Because the Internet, social media and e-mail chain letters have become important sources of information for grocery shoppers, Farmer Goes to Market regularly follows those sources for food news and food-safety warnings. We will bring you regular updates on such food-news reports, testing them for accuracy and context, so you can convey the realities to your consumers.
This month, like our previous report on Facebook claims about dangers of chlorine in baby carrots, another long-lived Internet-driven theme claims scrambling eggs is the next big danger. Because scrambling an egg breaks its yolk and therefore allows the cooking heat to oxidize the natural cholesterol found in it, according to these Internet health experts, scrambling is the most risky form of egg preparation—riskier even, it seems, than eating them raw. Oxidizing the egg yolks increases the level of very low density lipoproteins in the cholesterol, which is the form of cholesterol most linked to coronary disease. Accordingly, the ranking of dangerous egg cooking practices, from least to most, goes like this:
It's a very elegant scientific theory, save for one small problem. "Not only is this ranking silly," says molecular biologist and senior fellow for the American Council on Science and Health Julianna LeMieux, "it's dead wrong."
This theory that never dies completely dismisses an important fact about cholestrol and nutrition. Yes, eggs contain cholesterol. And yes, whipping the yolk and heating oxidizes it, converting more of the cholesterol into the VLDL form. The problem is the lipid profile of the cholesterol is irrelevent, because it never reaches the bloodstream in the form it's consumed. All cholesterol, regardless of its form, only gets converted into VLDL (the worst form), low density lipoprotein (bad), or high density lipoprotein (good cholesterol) after it's digested and reaches the liver. How the liver converts those components into VLDL, LDL or HDL and then sends them into the bloodstream is genetically determined and affected only peripherally by diet and exercise. That's why, for most people, the cholesterol you get from your diet makes little to no difference in HDL or LDL levels.
The real irony of the Internet advice, LeMieux argues, is that the only real risk in eating eggs comes with the "best" alternative in the list above: eating raw eggs.

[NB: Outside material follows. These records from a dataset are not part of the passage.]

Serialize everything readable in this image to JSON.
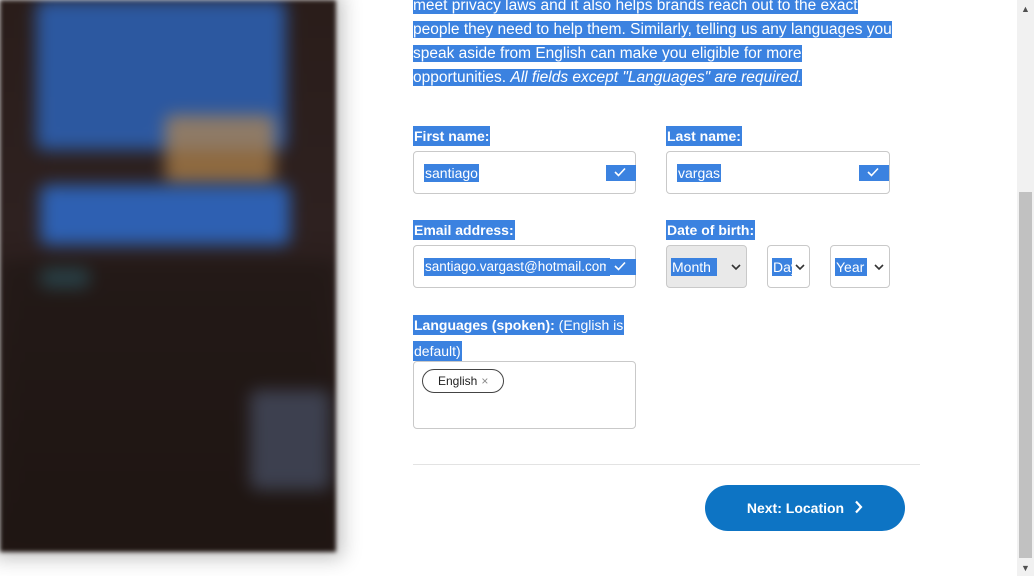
{
  "intro": {
    "line1": "meet privacy laws and it also helps brands reach out to the exact",
    "line2": "people they need to help them. Similarly, telling us any languages you",
    "line3": "speak aside from English can make you eligible for more",
    "line4_plain": "opportunities. ",
    "line4_em": "All fields except \"Languages\" are required."
  },
  "form": {
    "first_name_label": "First name:",
    "first_name_value": "santiago",
    "last_name_label": "Last name:",
    "last_name_value": "vargas",
    "email_label": "Email address:",
    "email_value": "santiago.vargast@hotmail.com",
    "dob_label": "Date of birth:",
    "dob_month": "Month",
    "dob_day": "Day",
    "dob_year": "Year",
    "languages_label_bold": "Languages (spoken):",
    "languages_label_rest_a": " (English is",
    "languages_label_rest_b": "default)",
    "languages": [
      "English"
    ],
    "chip_remove": "×"
  },
  "next_button": {
    "label": "Next: Location"
  },
  "colors": {
    "accent": "#0d74c4",
    "selection": "#3b82e0"
  },
  "icons": {
    "check": "check-icon",
    "chevron": "chevron-down-icon",
    "arrow": "chevron-right-icon"
  }
}
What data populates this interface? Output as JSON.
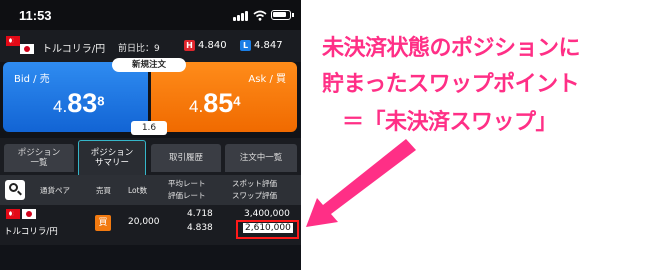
{
  "status_bar": {
    "time": "11:53"
  },
  "pair": {
    "name": "トルコリラ/円",
    "prev_day_label": "前日比：9",
    "high": {
      "badge": "H",
      "value": "4.840"
    },
    "low": {
      "badge": "L",
      "value": "4.847"
    }
  },
  "quote": {
    "bid": {
      "label": "Bid / 売",
      "small": "4.",
      "big": "83",
      "sup": "8"
    },
    "ask": {
      "label": "Ask / 買",
      "small": "4.",
      "big": "85",
      "sup": "4"
    },
    "new_order_label": "新規注文",
    "spread": "1.6"
  },
  "tabs": [
    {
      "label": "ポジション\n一覧"
    },
    {
      "label": "ポジション\nサマリー"
    },
    {
      "label": "取引履歴"
    },
    {
      "label": "注文中一覧"
    }
  ],
  "table": {
    "headers": {
      "pair": "通貨ペア",
      "side": "売買",
      "lot": "Lot数",
      "avg_rate": "平均レート",
      "eval_rate": "評価レート",
      "spot_eval": "スポット評価",
      "swap_eval": "スワップ評価"
    },
    "row": {
      "pair": "トルコリラ/円",
      "side": "買",
      "lot": "20,000",
      "avg_rate": "4.718",
      "eval_rate": "4.838",
      "spot_eval": "3,400,000",
      "swap_eval": "2,610,000"
    }
  },
  "annotation": {
    "line1": "未決済状態のポジションに",
    "line2": "貯まったスワップポイント",
    "line3": "＝「未決済スワップ」",
    "color": "#ff2f86"
  },
  "colors": {
    "bid": "#1e7be6",
    "ask": "#f57a0a",
    "active_tab": "#35b6c9",
    "highlight_box": "#ff1a1a"
  }
}
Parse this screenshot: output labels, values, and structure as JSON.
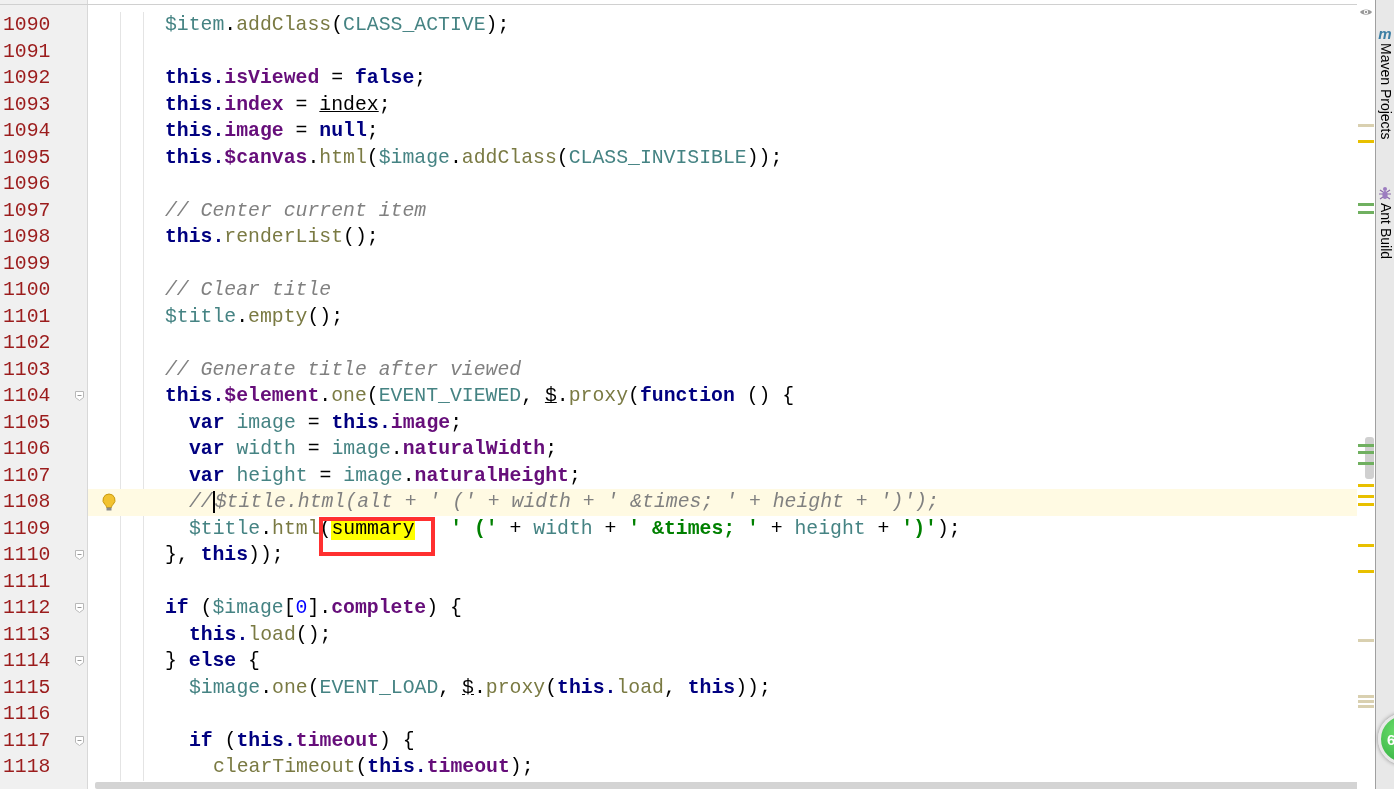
{
  "editor": {
    "lines": [
      {
        "number": "1090",
        "current": false,
        "foldable": false,
        "bulb": false,
        "kind": "block",
        "tokens": [
          {
            "text": "$item",
            "kind": "local"
          },
          {
            "text": ".",
            "kind": "plain"
          },
          {
            "text": "addClass",
            "kind": "method"
          },
          {
            "text": "(",
            "kind": "plain"
          },
          {
            "text": "CLASS_ACTIVE",
            "kind": "local"
          },
          {
            "text": ");",
            "kind": "plain"
          }
        ]
      },
      {
        "number": "1091",
        "current": false,
        "foldable": false,
        "bulb": false
      },
      {
        "number": "1092",
        "current": false,
        "foldable": false,
        "bulb": false,
        "kind": "block",
        "tokens": [
          {
            "text": "this.",
            "kind": "kw"
          },
          {
            "text": "isViewed",
            "kind": "field"
          },
          {
            "text": " = ",
            "kind": "plain"
          },
          {
            "text": "false",
            "kind": "kw"
          },
          {
            "text": ";",
            "kind": "plain"
          }
        ]
      },
      {
        "number": "1093",
        "current": false,
        "foldable": false,
        "bulb": false,
        "kind": "block",
        "tokens": [
          {
            "text": "this.",
            "kind": "kw"
          },
          {
            "text": "index",
            "kind": "field"
          },
          {
            "text": " = ",
            "kind": "plain"
          },
          {
            "text": "index",
            "kind": "param"
          },
          {
            "text": ";",
            "kind": "plain"
          }
        ]
      },
      {
        "number": "1094",
        "current": false,
        "foldable": false,
        "bulb": false,
        "kind": "block",
        "tokens": [
          {
            "text": "this.",
            "kind": "kw"
          },
          {
            "text": "image",
            "kind": "field"
          },
          {
            "text": " = ",
            "kind": "plain"
          },
          {
            "text": "null",
            "kind": "kw"
          },
          {
            "text": ";",
            "kind": "plain"
          }
        ]
      },
      {
        "number": "1095",
        "current": false,
        "foldable": false,
        "bulb": false,
        "kind": "block",
        "tokens": [
          {
            "text": "this.",
            "kind": "kw"
          },
          {
            "text": "$canvas",
            "kind": "field"
          },
          {
            "text": ".",
            "kind": "plain"
          },
          {
            "text": "html",
            "kind": "method"
          },
          {
            "text": "(",
            "kind": "plain"
          },
          {
            "text": "$image",
            "kind": "local"
          },
          {
            "text": ".",
            "kind": "plain"
          },
          {
            "text": "addClass",
            "kind": "method"
          },
          {
            "text": "(",
            "kind": "plain"
          },
          {
            "text": "CLASS_INVISIBLE",
            "kind": "local"
          },
          {
            "text": "));",
            "kind": "plain"
          }
        ]
      },
      {
        "number": "1096",
        "current": false,
        "foldable": false,
        "bulb": false
      },
      {
        "number": "1097",
        "current": false,
        "foldable": false,
        "bulb": false,
        "kind": "block",
        "tokens": [
          {
            "text": "// Center current item",
            "kind": "comment"
          }
        ]
      },
      {
        "number": "1098",
        "current": false,
        "foldable": false,
        "bulb": false,
        "kind": "block",
        "tokens": [
          {
            "text": "this.",
            "kind": "kw"
          },
          {
            "text": "renderList",
            "kind": "method"
          },
          {
            "text": "();",
            "kind": "plain"
          }
        ]
      },
      {
        "number": "1099",
        "current": false,
        "foldable": false,
        "bulb": false
      },
      {
        "number": "1100",
        "current": false,
        "foldable": false,
        "bulb": false,
        "kind": "block",
        "tokens": [
          {
            "text": "// Clear title",
            "kind": "comment"
          }
        ]
      },
      {
        "number": "1101",
        "current": false,
        "foldable": false,
        "bulb": false,
        "kind": "block",
        "tokens": [
          {
            "text": "$title",
            "kind": "local"
          },
          {
            "text": ".",
            "kind": "plain"
          },
          {
            "text": "empty",
            "kind": "method"
          },
          {
            "text": "();",
            "kind": "plain"
          }
        ]
      },
      {
        "number": "1102",
        "current": false,
        "foldable": false,
        "bulb": false
      },
      {
        "number": "1103",
        "current": false,
        "foldable": false,
        "bulb": false,
        "kind": "block",
        "tokens": [
          {
            "text": "// Generate title after viewed",
            "kind": "comment"
          }
        ]
      },
      {
        "number": "1104",
        "current": false,
        "foldable": true,
        "bulb": false,
        "kind": "block",
        "tokens": [
          {
            "text": "this.",
            "kind": "kw"
          },
          {
            "text": "$element",
            "kind": "field"
          },
          {
            "text": ".",
            "kind": "plain"
          },
          {
            "text": "one",
            "kind": "method"
          },
          {
            "text": "(",
            "kind": "plain"
          },
          {
            "text": "EVENT_VIEWED",
            "kind": "local"
          },
          {
            "text": ", ",
            "kind": "plain"
          },
          {
            "text": "$",
            "kind": "param"
          },
          {
            "text": ".",
            "kind": "plain"
          },
          {
            "text": "proxy",
            "kind": "method"
          },
          {
            "text": "(",
            "kind": "plain"
          },
          {
            "text": "function",
            "kind": "kw"
          },
          {
            "text": " () {",
            "kind": "plain"
          }
        ]
      },
      {
        "number": "1105",
        "current": false,
        "foldable": false,
        "bulb": false,
        "kind": "nested",
        "tokens": [
          {
            "text": "var ",
            "kind": "kw"
          },
          {
            "text": "image",
            "kind": "local"
          },
          {
            "text": " = ",
            "kind": "plain"
          },
          {
            "text": "this.",
            "kind": "kw"
          },
          {
            "text": "image",
            "kind": "field"
          },
          {
            "text": ";",
            "kind": "plain"
          }
        ]
      },
      {
        "number": "1106",
        "current": false,
        "foldable": false,
        "bulb": false,
        "kind": "nested",
        "tokens": [
          {
            "text": "var ",
            "kind": "kw"
          },
          {
            "text": "width",
            "kind": "local"
          },
          {
            "text": " = ",
            "kind": "plain"
          },
          {
            "text": "image",
            "kind": "local"
          },
          {
            "text": ".",
            "kind": "plain"
          },
          {
            "text": "naturalWidth",
            "kind": "field"
          },
          {
            "text": ";",
            "kind": "plain"
          }
        ]
      },
      {
        "number": "1107",
        "current": false,
        "foldable": false,
        "bulb": false,
        "kind": "nested",
        "tokens": [
          {
            "text": "var ",
            "kind": "kw"
          },
          {
            "text": "height",
            "kind": "local"
          },
          {
            "text": " = ",
            "kind": "plain"
          },
          {
            "text": "image",
            "kind": "local"
          },
          {
            "text": ".",
            "kind": "plain"
          },
          {
            "text": "naturalHeight",
            "kind": "field"
          },
          {
            "text": ";",
            "kind": "plain"
          }
        ]
      },
      {
        "number": "1108",
        "current": true,
        "foldable": false,
        "bulb": true,
        "kind": "nested",
        "tokens": [
          {
            "text": "//",
            "kind": "comment"
          },
          {
            "text": "$title.html(alt + ' (' + width + ' &times; ' + height + ')');",
            "kind": "comment"
          }
        ]
      },
      {
        "number": "1109",
        "current": false,
        "foldable": false,
        "bulb": false,
        "kind": "nested",
        "tokens": [
          {
            "text": "$title",
            "kind": "local"
          },
          {
            "text": ".",
            "kind": "plain"
          },
          {
            "text": "html",
            "kind": "method"
          },
          {
            "text": "(",
            "kind": "plain"
          },
          {
            "text": "summary",
            "kind": "boxed_match"
          },
          {
            "text": "   ' ('",
            "kind": "string"
          },
          {
            "text": " + ",
            "kind": "plain"
          },
          {
            "text": "width",
            "kind": "local"
          },
          {
            "text": " + ",
            "kind": "plain"
          },
          {
            "text": "' &times; '",
            "kind": "string"
          },
          {
            "text": " + ",
            "kind": "plain"
          },
          {
            "text": "height",
            "kind": "local"
          },
          {
            "text": " + ",
            "kind": "plain"
          },
          {
            "text": "')'",
            "kind": "string"
          },
          {
            "text": ");",
            "kind": "plain"
          }
        ]
      },
      {
        "number": "1110",
        "current": false,
        "foldable": true,
        "bulb": false,
        "kind": "block",
        "tokens": [
          {
            "text": "}, ",
            "kind": "plain"
          },
          {
            "text": "this",
            "kind": "kw"
          },
          {
            "text": "));",
            "kind": "plain"
          }
        ]
      },
      {
        "number": "1111",
        "current": false,
        "foldable": false,
        "bulb": false
      },
      {
        "number": "1112",
        "current": false,
        "foldable": true,
        "bulb": false,
        "kind": "block",
        "tokens": [
          {
            "text": "if",
            "kind": "kw"
          },
          {
            "text": " (",
            "kind": "plain"
          },
          {
            "text": "$image",
            "kind": "local"
          },
          {
            "text": "[",
            "kind": "plain"
          },
          {
            "text": "0",
            "kind": "number"
          },
          {
            "text": "].",
            "kind": "plain"
          },
          {
            "text": "complete",
            "kind": "field"
          },
          {
            "text": ") {",
            "kind": "plain"
          }
        ]
      },
      {
        "number": "1113",
        "current": false,
        "foldable": false,
        "bulb": false,
        "kind": "nested",
        "tokens": [
          {
            "text": "this.",
            "kind": "kw"
          },
          {
            "text": "load",
            "kind": "method"
          },
          {
            "text": "();",
            "kind": "plain"
          }
        ]
      },
      {
        "number": "1114",
        "current": false,
        "foldable": true,
        "bulb": false,
        "kind": "block",
        "tokens": [
          {
            "text": "} ",
            "kind": "plain"
          },
          {
            "text": "else",
            "kind": "kw"
          },
          {
            "text": " {",
            "kind": "plain"
          }
        ]
      },
      {
        "number": "1115",
        "current": false,
        "foldable": false,
        "bulb": false,
        "kind": "nested",
        "tokens": [
          {
            "text": "$image",
            "kind": "local"
          },
          {
            "text": ".",
            "kind": "plain"
          },
          {
            "text": "one",
            "kind": "method"
          },
          {
            "text": "(",
            "kind": "plain"
          },
          {
            "text": "EVENT_LOAD",
            "kind": "local"
          },
          {
            "text": ", ",
            "kind": "plain"
          },
          {
            "text": "$",
            "kind": "param"
          },
          {
            "text": ".",
            "kind": "plain"
          },
          {
            "text": "proxy",
            "kind": "method"
          },
          {
            "text": "(",
            "kind": "plain"
          },
          {
            "text": "this.",
            "kind": "kw"
          },
          {
            "text": "load",
            "kind": "method"
          },
          {
            "text": ", ",
            "kind": "plain"
          },
          {
            "text": "this",
            "kind": "kw"
          },
          {
            "text": "));",
            "kind": "plain"
          }
        ]
      },
      {
        "number": "1116",
        "current": false,
        "foldable": false,
        "bulb": false
      },
      {
        "number": "1117",
        "current": false,
        "foldable": true,
        "bulb": false,
        "kind": "nested",
        "tokens": [
          {
            "text": "if",
            "kind": "kw"
          },
          {
            "text": " (",
            "kind": "plain"
          },
          {
            "text": "this.",
            "kind": "kw"
          },
          {
            "text": "timeout",
            "kind": "field"
          },
          {
            "text": ") {",
            "kind": "plain"
          }
        ]
      },
      {
        "number": "1118",
        "current": false,
        "foldable": false,
        "bulb": false,
        "kind": "deep",
        "tokens": [
          {
            "text": "clearTimeout",
            "kind": "method"
          },
          {
            "text": "(",
            "kind": "plain"
          },
          {
            "text": "this.",
            "kind": "kw"
          },
          {
            "text": "timeout",
            "kind": "field"
          },
          {
            "text": ");",
            "kind": "plain"
          }
        ]
      }
    ]
  },
  "tool_windows": [
    {
      "kind": "maven",
      "icon_text": "m",
      "label": "Maven Projects"
    },
    {
      "kind": "ant",
      "label": "Ant Build"
    }
  ],
  "status_badge": {
    "text": "6"
  }
}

Eating eggs raw does bring a chance, although small, of causing harm. In about one in 20,000 times, she says, eggs can carry Salmonella bacteria which can cause a stomach bug. And that risk is the same whether the eggs are organic or not. So if they're playing the odds, cooking, regardless of how consumers choose to do so, is a safer bet than eating eggs raw.